Its really sad to read that Florence Pinet who seams to be such a nice person and outstanding climber had all her climbing gear stolen there. Just watching Florence climbing was truly inspiring and I really felt inspired to pull harder on my project Le poinconneur des lilas.

Monday, 11 July 2011

Embarking on a ego mission

I have never ever made a climbing trip where the goal and the point of the whole trip is to try and do one single sport route. I have been on many trips with one single aim but that's usually involving one big mountain with several options and not a small crag. But now I'm going to venture in to a new zone for me in terms of sport climbing. I will dedicate ten days to try and do a route that would bring my sport climbing to a new level if I can send it... This is no big deal for any one other than me and its not remotely interesting form any kind of climbing perspective as its just another ego redpoint project on a route that one or two top notch climbers probably would do as part of there warm up... But that's not important, climbing is personal and we all have our goals and reasons for climbing.

So I'm not expecting any parades or fanfares if I pull it off. And obviously that's not what I'm looking for as I'm not able to produce any sport climbing worthy of public mentioning... For me sport climbing and training is about personal gratification, having fun but more importantly its about getting fit for big routes on big mountains. By raising the bar for what I can do when sport climbing my firm belief is that I can try harder stuff in the mountains.

I think the best training for big alpine routes is to do a number of long endurance routes on lesser alpine walls and that is off course also part of my whole preparation regime but I'm really exited by the fact that I'm about to be dedicating ten days to one single sport climb. No matter what the project is I think that when you are embarking on a pursuit to tick off a defined project you need true passion and real dedication to pull it off. In order to endure the boring parts of the project I really feel strong about the big picture in order not to give up pack up and head home. Chances of success I think are so much greater when real passion is the driving force rather than doing things for any other reasons than what is 100 per cent right for you no matter what the rest of the world (or your sponsors or lack of sponsors) might think.
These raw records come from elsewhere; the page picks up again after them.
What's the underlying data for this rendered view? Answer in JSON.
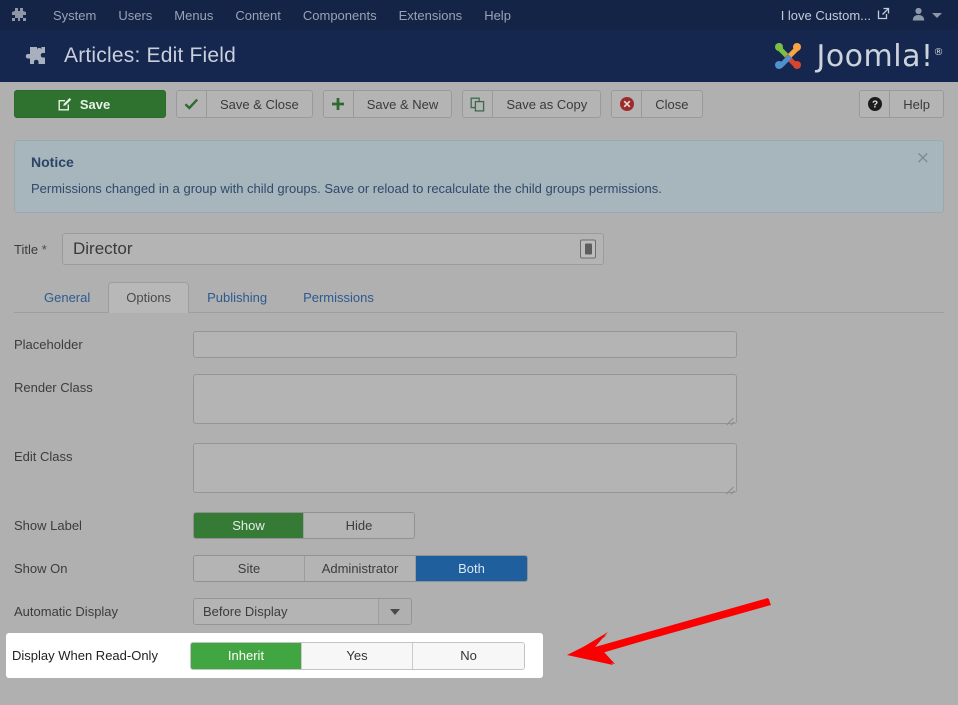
{
  "topbar": {
    "brand_icon": "joomla-logo-icon",
    "nav_items": [
      {
        "label": "System"
      },
      {
        "label": "Users"
      },
      {
        "label": "Menus"
      },
      {
        "label": "Content"
      },
      {
        "label": "Components"
      },
      {
        "label": "Extensions"
      },
      {
        "label": "Help"
      }
    ],
    "site_link": {
      "label": "I love Custom...",
      "icon": "external-link-icon"
    },
    "user_menu": {
      "icon": "user-icon",
      "caret": "chevron-down-icon"
    }
  },
  "header": {
    "icon": "puzzle-piece-icon",
    "title": "Articles: Edit Field",
    "logo_text": "Joomla!",
    "logo_reg": "®"
  },
  "toolbar": {
    "save": {
      "label": "Save",
      "icon": "edit-square-icon"
    },
    "save_close": {
      "label": "Save & Close",
      "icon": "check-icon"
    },
    "save_new": {
      "label": "Save & New",
      "icon": "plus-icon"
    },
    "save_copy": {
      "label": "Save as Copy",
      "icon": "copy-icon"
    },
    "close": {
      "label": "Close",
      "icon": "cancel-circle-icon"
    },
    "help": {
      "label": "Help",
      "icon": "question-circle-icon"
    }
  },
  "notice": {
    "title": "Notice",
    "message": "Permissions changed in a group with child groups. Save or reload to recalculate the child groups permissions.",
    "close_label": "×"
  },
  "title_field": {
    "label": "Title",
    "required_mark": "*",
    "value": "Director",
    "badge_icon": "field-type-icon"
  },
  "tabs": [
    {
      "label": "General",
      "active": false
    },
    {
      "label": "Options",
      "active": true
    },
    {
      "label": "Publishing",
      "active": false
    },
    {
      "label": "Permissions",
      "active": false
    }
  ],
  "form": {
    "placeholder": {
      "label": "Placeholder",
      "value": "",
      "placeholder": ""
    },
    "render_class": {
      "label": "Render Class",
      "value": "",
      "placeholder": ""
    },
    "edit_class": {
      "label": "Edit Class",
      "value": "",
      "placeholder": ""
    },
    "show_label": {
      "label": "Show Label",
      "options": [
        {
          "label": "Show",
          "active": true,
          "style": "green"
        },
        {
          "label": "Hide",
          "active": false,
          "style": ""
        }
      ]
    },
    "show_on": {
      "label": "Show On",
      "options": [
        {
          "label": "Site",
          "active": false,
          "style": ""
        },
        {
          "label": "Administrator",
          "active": false,
          "style": ""
        },
        {
          "label": "Both",
          "active": true,
          "style": "blue"
        }
      ]
    },
    "automatic_display": {
      "label": "Automatic Display",
      "value": "Before Display",
      "caret": "chevron-down-icon"
    },
    "display_when_readonly": {
      "label": "Display When Read-Only",
      "options": [
        {
          "label": "Inherit",
          "active": true,
          "style": "green"
        },
        {
          "label": "Yes",
          "active": false,
          "style": ""
        },
        {
          "label": "No",
          "active": false,
          "style": ""
        }
      ]
    }
  },
  "annotation": {
    "arrow_color": "#fb0000",
    "points_to": "display-when-readonly-row"
  },
  "colors": {
    "topbar_bg": "#142446",
    "subhead_bg": "#15274f",
    "page_bg": "#b0b0b0",
    "save_green": "#2f7230",
    "active_green": "#357a35",
    "active_blue": "#1f5f9e",
    "notice_bg": "#a7b5bc",
    "highlight_green": "#41a541"
  }
}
I mention sponsors as that seams to be a hot topic. I have seen several comment and threads about sponsoring, sponsored climbers on a number of climbing related web sites lately. The web site is championing the theory that sponsored climbers are more inclined to accept a harder grade even if they really thing the route deserves a down grade, this in order to boost there list of impressive sends and ultimately to please there sponsors. I personally think this is utterly wrong. Most professional athletes are much less concerned with what the special interest media thinks and much more interested in how they can find motivation to dedicate time and energy to do specific project. I don't think there is any magic surrounding sponsoring its pretty simple and I think Will Gadd put down some interesting words on his blog. See link below.